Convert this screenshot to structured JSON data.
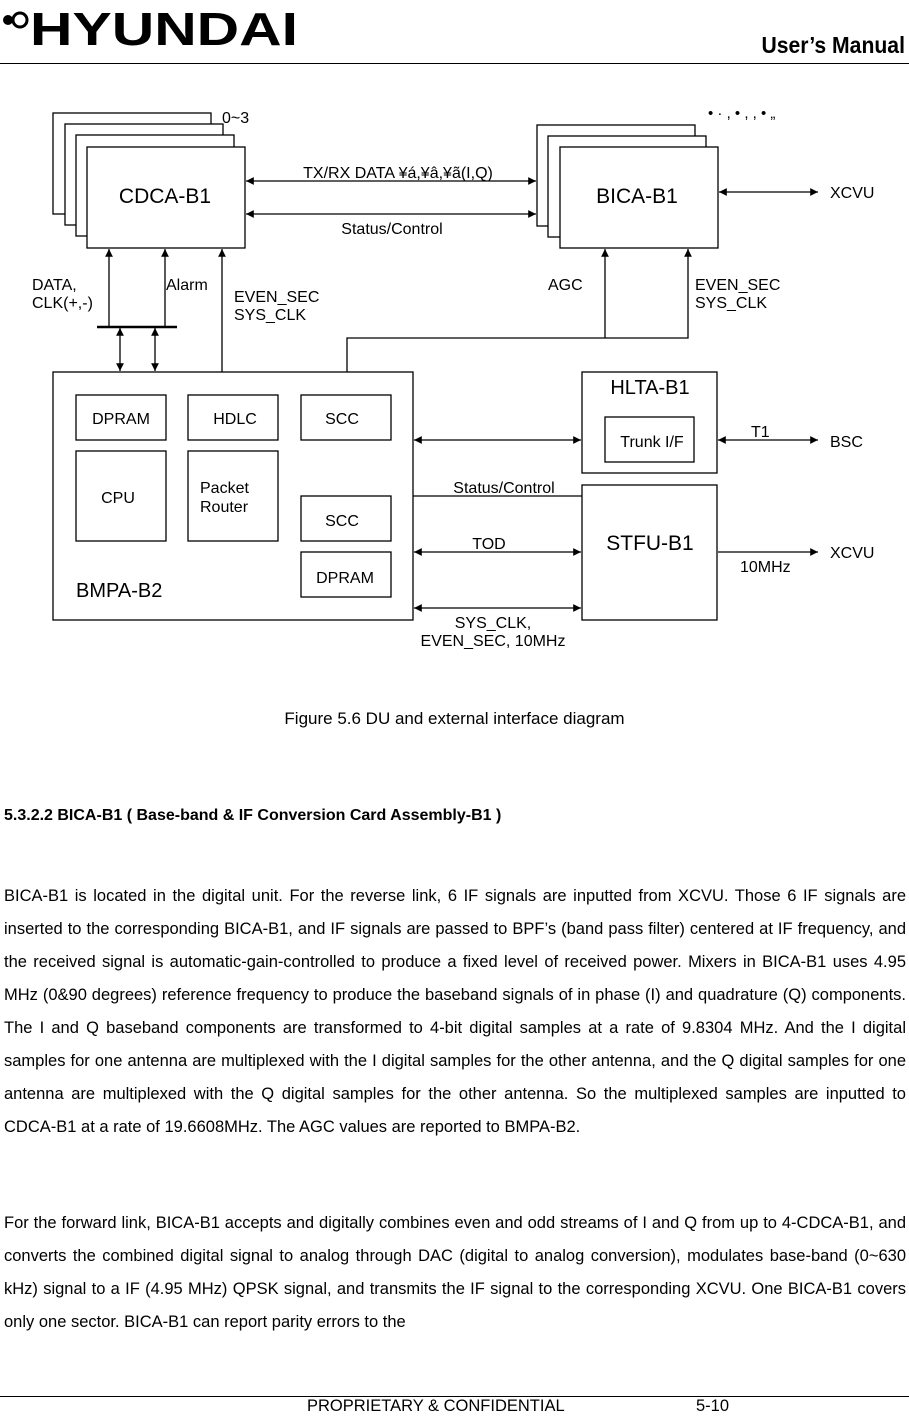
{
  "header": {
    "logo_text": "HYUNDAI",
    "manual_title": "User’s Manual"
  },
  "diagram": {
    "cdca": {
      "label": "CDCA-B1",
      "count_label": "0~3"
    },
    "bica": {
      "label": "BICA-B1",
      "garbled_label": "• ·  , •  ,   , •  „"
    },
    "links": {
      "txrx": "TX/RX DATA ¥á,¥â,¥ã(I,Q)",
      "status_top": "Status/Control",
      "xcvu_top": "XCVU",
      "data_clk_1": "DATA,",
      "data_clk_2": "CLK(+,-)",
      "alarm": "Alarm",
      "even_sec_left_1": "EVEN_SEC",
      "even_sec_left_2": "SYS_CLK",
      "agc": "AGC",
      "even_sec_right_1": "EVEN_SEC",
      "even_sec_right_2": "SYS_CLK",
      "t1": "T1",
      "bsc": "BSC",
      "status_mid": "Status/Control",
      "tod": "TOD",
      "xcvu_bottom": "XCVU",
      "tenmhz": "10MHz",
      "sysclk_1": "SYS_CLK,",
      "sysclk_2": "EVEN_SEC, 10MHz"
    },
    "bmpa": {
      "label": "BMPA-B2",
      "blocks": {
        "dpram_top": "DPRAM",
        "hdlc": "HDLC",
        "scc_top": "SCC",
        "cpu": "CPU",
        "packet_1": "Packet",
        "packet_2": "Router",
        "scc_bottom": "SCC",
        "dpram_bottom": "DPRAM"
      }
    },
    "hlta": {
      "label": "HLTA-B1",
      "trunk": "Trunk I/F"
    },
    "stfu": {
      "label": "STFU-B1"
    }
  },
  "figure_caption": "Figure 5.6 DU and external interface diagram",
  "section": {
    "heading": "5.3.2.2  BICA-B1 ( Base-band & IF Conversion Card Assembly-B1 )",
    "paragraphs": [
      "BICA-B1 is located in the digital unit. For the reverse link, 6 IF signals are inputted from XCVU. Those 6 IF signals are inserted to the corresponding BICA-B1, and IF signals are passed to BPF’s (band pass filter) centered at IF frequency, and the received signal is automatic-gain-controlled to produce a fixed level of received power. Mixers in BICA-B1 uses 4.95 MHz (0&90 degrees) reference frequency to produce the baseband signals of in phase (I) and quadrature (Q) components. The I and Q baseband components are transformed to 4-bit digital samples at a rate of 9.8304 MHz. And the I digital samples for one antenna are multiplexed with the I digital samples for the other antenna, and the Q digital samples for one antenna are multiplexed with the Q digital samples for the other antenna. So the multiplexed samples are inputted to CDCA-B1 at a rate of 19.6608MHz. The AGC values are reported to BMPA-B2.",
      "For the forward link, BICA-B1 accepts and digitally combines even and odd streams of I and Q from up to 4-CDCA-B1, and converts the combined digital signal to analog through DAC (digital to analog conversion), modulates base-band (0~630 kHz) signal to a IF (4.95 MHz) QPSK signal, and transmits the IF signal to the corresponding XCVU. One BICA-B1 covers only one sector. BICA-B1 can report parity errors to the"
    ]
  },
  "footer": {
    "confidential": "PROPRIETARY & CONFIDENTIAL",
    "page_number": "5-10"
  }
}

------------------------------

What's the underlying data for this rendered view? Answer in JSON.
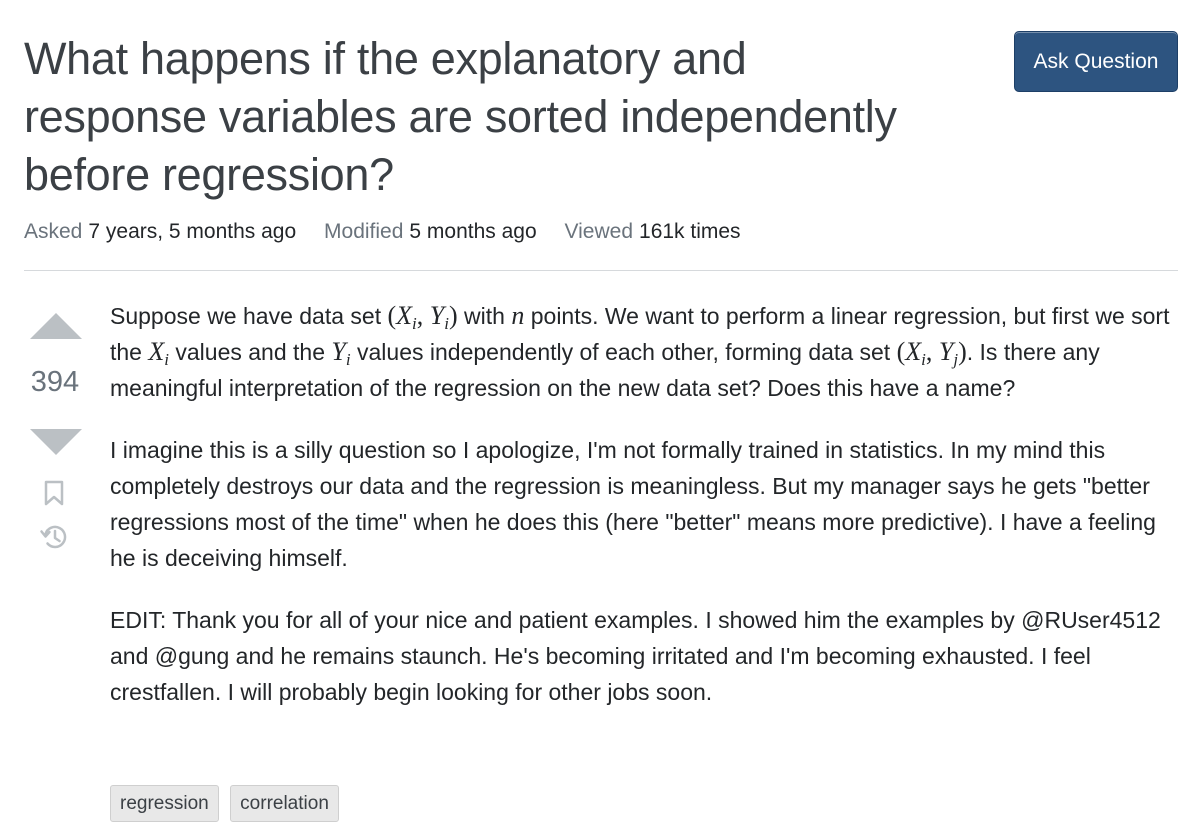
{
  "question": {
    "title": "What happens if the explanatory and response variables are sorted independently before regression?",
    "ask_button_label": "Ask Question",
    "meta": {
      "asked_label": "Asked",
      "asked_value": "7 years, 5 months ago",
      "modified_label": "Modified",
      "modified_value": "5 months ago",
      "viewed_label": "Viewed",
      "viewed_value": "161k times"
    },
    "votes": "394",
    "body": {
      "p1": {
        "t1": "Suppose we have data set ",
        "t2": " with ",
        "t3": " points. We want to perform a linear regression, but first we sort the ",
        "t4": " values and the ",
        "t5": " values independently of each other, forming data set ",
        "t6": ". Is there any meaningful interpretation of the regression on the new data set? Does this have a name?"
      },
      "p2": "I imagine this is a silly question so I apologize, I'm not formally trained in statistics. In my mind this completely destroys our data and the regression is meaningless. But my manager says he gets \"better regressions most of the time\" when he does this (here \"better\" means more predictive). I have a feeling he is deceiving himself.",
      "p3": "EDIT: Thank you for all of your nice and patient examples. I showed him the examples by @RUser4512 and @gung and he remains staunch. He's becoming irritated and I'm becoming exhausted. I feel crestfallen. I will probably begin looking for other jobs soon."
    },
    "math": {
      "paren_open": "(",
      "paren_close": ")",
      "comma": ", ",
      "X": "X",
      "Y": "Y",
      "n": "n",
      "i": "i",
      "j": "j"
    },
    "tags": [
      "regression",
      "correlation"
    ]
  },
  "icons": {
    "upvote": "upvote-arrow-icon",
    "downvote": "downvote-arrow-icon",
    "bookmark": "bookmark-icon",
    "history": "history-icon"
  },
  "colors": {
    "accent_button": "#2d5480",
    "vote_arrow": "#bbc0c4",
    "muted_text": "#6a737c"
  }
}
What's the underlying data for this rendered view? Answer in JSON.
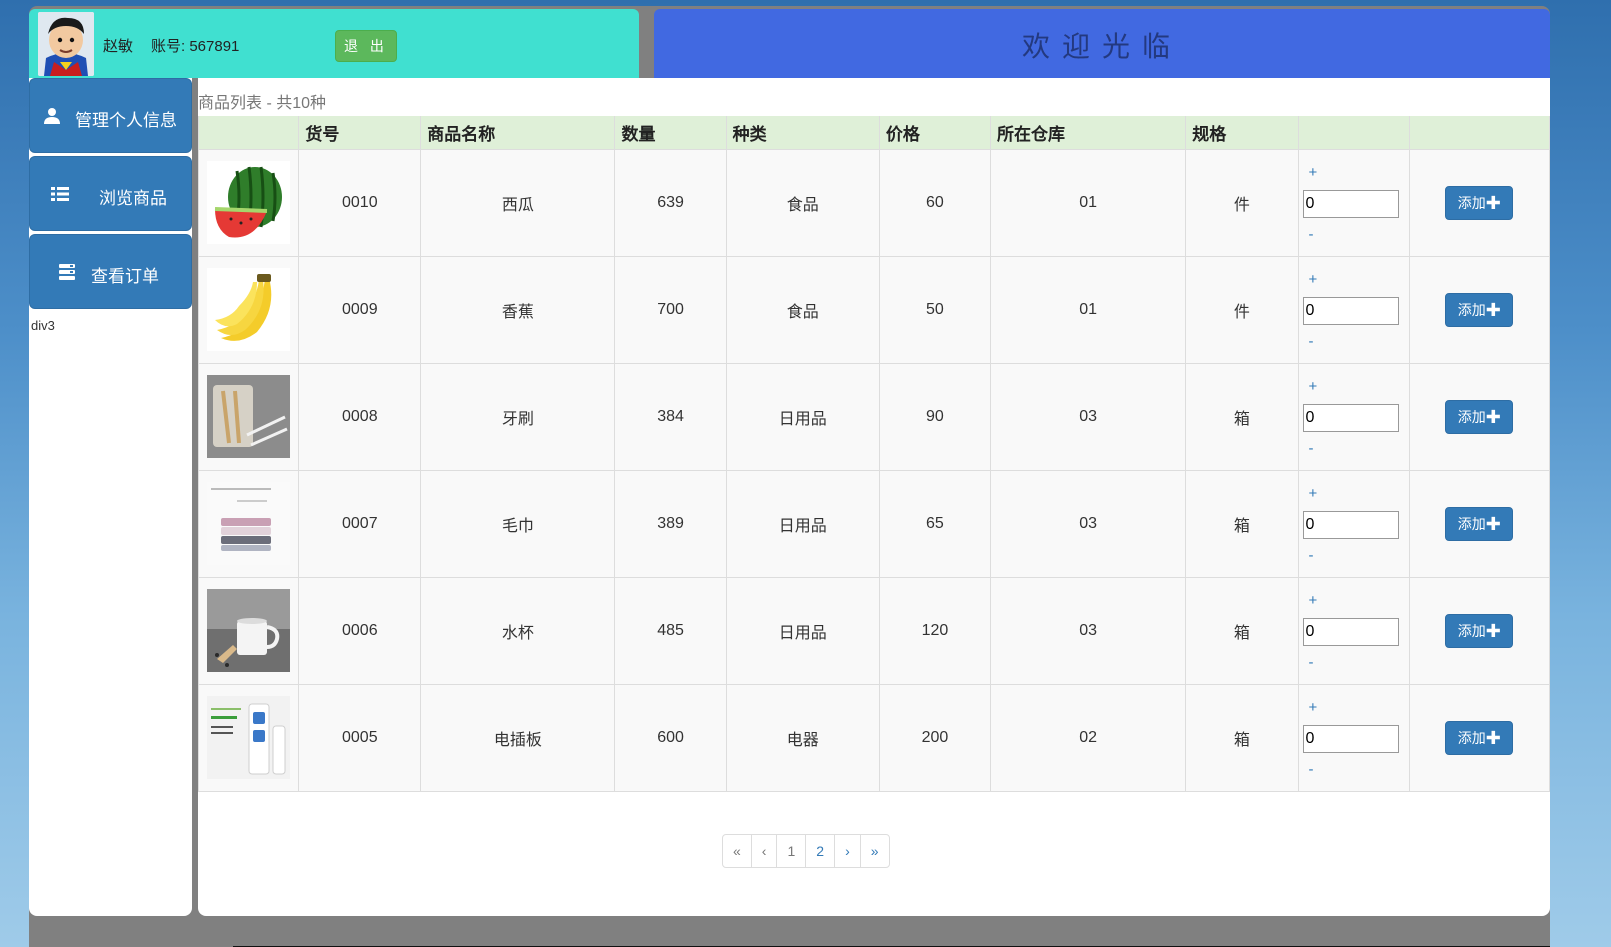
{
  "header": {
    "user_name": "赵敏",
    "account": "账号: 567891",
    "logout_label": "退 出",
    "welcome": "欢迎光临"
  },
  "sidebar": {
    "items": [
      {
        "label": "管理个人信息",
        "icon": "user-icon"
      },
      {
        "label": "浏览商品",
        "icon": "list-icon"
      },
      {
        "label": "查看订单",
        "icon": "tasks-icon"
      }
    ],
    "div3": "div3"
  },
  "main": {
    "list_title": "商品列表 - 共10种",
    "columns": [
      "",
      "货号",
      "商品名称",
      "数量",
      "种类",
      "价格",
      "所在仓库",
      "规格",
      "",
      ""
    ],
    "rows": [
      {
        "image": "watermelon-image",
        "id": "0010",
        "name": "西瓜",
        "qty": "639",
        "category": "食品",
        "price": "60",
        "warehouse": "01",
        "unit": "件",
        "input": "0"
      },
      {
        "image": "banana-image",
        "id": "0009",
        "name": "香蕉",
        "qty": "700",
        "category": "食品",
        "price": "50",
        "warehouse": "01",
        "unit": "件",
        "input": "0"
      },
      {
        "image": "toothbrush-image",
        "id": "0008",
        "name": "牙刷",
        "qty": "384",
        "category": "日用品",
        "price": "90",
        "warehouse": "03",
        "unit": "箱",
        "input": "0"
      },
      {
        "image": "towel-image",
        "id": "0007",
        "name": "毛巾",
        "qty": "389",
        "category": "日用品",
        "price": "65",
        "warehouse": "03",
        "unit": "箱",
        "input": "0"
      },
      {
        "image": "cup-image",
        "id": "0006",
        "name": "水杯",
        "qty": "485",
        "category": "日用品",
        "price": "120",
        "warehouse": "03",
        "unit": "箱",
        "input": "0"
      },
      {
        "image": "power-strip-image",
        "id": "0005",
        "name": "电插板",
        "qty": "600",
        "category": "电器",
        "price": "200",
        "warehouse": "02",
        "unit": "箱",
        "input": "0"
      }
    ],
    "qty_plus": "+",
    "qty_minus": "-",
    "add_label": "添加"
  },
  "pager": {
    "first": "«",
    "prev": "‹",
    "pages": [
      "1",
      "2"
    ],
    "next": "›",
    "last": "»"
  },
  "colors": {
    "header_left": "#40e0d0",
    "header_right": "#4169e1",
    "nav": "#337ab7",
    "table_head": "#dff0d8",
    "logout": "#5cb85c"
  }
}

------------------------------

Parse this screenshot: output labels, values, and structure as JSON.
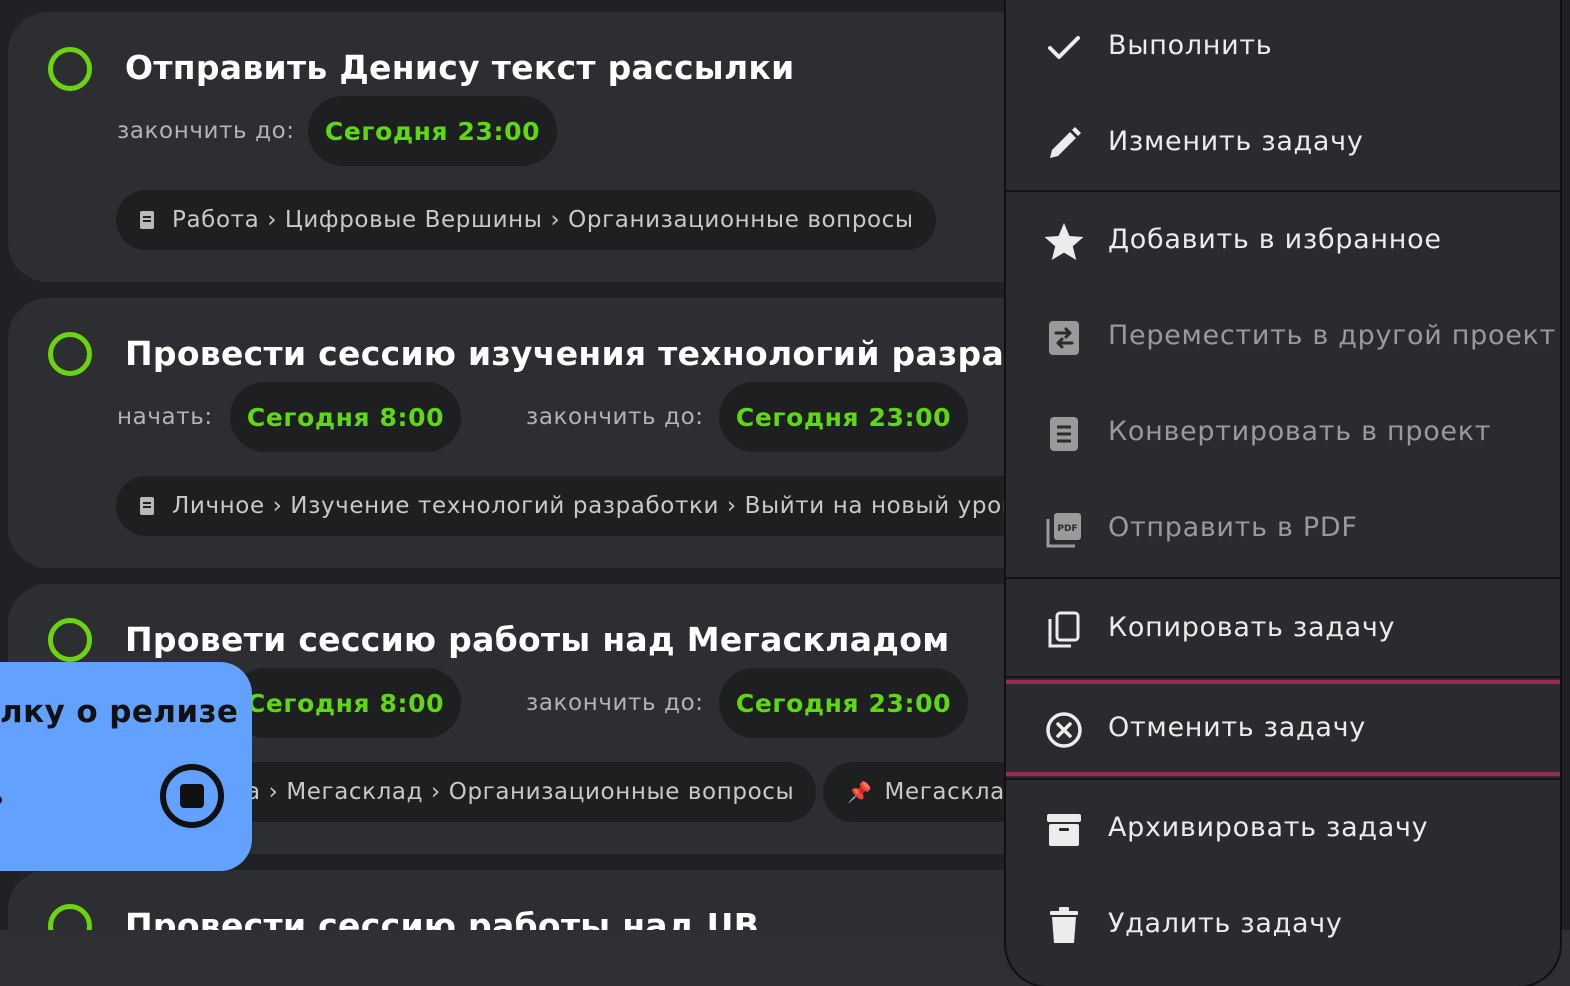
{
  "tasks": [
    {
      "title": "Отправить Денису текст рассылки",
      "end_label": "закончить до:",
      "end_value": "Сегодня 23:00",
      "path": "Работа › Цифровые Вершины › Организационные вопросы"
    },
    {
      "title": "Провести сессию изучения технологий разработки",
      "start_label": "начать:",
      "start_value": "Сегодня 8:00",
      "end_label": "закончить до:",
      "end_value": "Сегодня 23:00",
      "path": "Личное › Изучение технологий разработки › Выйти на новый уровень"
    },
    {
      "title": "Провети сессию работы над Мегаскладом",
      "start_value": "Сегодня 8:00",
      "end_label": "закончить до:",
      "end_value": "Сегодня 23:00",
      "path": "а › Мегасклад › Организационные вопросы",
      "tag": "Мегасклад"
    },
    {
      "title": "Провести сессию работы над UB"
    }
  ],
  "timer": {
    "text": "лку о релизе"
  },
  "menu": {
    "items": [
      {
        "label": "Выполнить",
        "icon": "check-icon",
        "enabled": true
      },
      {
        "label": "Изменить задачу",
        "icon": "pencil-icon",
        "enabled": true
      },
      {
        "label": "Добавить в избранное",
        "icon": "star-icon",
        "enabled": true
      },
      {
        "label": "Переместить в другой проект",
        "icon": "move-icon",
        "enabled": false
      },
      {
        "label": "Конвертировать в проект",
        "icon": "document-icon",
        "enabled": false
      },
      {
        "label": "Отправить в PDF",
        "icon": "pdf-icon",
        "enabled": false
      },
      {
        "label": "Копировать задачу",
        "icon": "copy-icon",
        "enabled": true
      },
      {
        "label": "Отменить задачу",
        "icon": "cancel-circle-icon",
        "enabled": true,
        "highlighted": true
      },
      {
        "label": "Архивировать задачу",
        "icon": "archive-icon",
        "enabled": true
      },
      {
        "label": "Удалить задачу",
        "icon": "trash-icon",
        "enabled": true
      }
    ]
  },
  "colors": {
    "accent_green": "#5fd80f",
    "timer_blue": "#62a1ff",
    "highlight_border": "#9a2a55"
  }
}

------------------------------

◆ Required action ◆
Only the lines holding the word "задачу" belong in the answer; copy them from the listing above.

◆ Exercise solution ◆
        "label": "Изменить задачу",
        "label": "Копировать задачу",
        "label": "Отменить задачу",
        "label": "Архивировать задачу",
        "label": "Удалить задачу",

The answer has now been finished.